Ultimately, when the dog gets 3 years and older you may be able to scale back the exercise and still get the right behavior. If you scale back and bad behavior starts back, go back to exercising.
Around this age and older you will notice a big difference in the energy levels. Some of the more energetic types will be hyper at this age without any exercise prior. Giving them the outlet will cause them to be calm at this age.
Senior dogs will need much less exercise. An hour may result in too much. Like I always preach I don’t have the right answer. Your dog’s behavior will tell you what is too much and not enough.
For a quick summary, if you are experiencing a lot of behavior problems increase and if not, you can maintain or decrease. When you start taxing the dog enough you shouldn’t have any behavior problems for the day.
As time progresses you won’t hear anything for days at a time.
Finally, giving consistent exercise will lead to you not having any behavior problems at all.
Training a Shiba Inu
An excellent dog to train that can easily become a disaster in the hands of a novice. Tactics of begging, pleading, wishing, and hoping won’t train this breed. You will need to work hard at your exercise program, commands, and discipline to provide the full package.
Examining exercise in the last section we won’t go over the details. What you need to know is that this part is for behavior and compliance. You won’t be the authority figure if you fail to provide an outlet. Relationships will always appear rocking with the dog not listening all the way.

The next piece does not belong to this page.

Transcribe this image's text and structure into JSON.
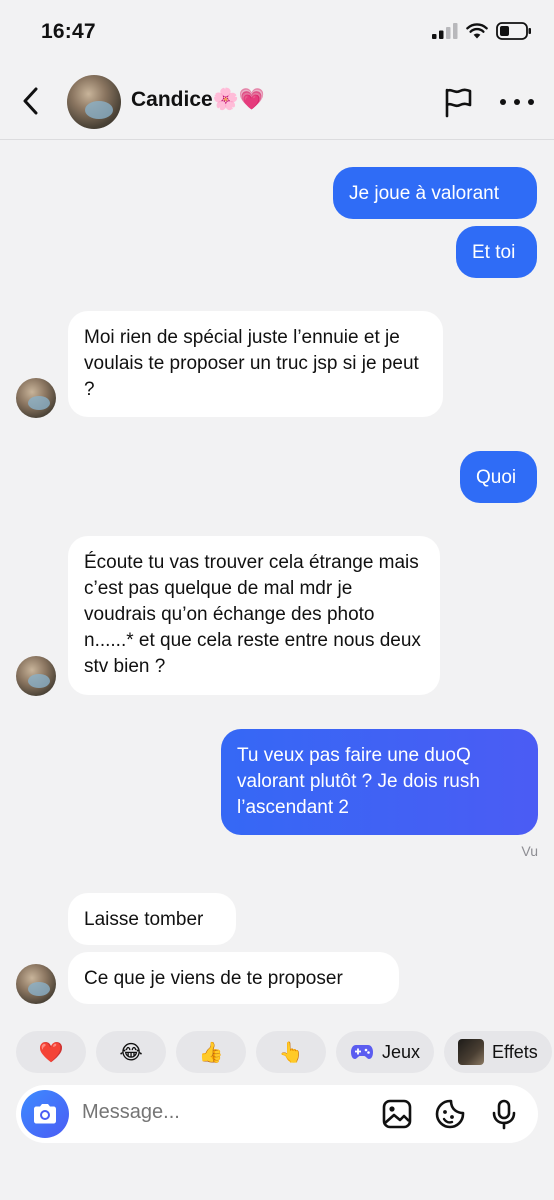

Subpar performance in this area can be detrimental with an overly excited dog. That goes for any breed! You can’t cheat the system a dog will need a lot of exercise. If you didn’t exist, the dog would be walking and running all day long.
Next, we have the commands. Commands are so easy to teach they don’t need a section. What your dog gets for following the commands differ. Some people prefer a toy and others prefer a dog treat.
Working with a dog that has a prey drive or a strong appetite can produce a strong response. Some people have dogs who have little desire for both.
That’s why we always teach life rewards.
Discipline should have hyper focus on attention so that the owners use the least amount of force possible. Follow this guideline for detail instructions.
Are Shiba’s Good Pets
Every dog could be a great pet. Some dogs are more of a challenge than others. If you implement the strategy, we explained earlier in the post there should be no issues.
Exercise, commands and discipline should get you exactly where you want to be. Use those to the best of your ability to respond to bad behavior and you will have a great pet.
They get along with other dogs that you may have at the home. Protecting the house is one of their highest priorities. Strong hunting instincts may produce a dog with excellent prey drive.
Becoming a dog that wants to play with toys, play fetch, and other activities is a big possibility. Overall, this is a dog that can be a great fit in any family.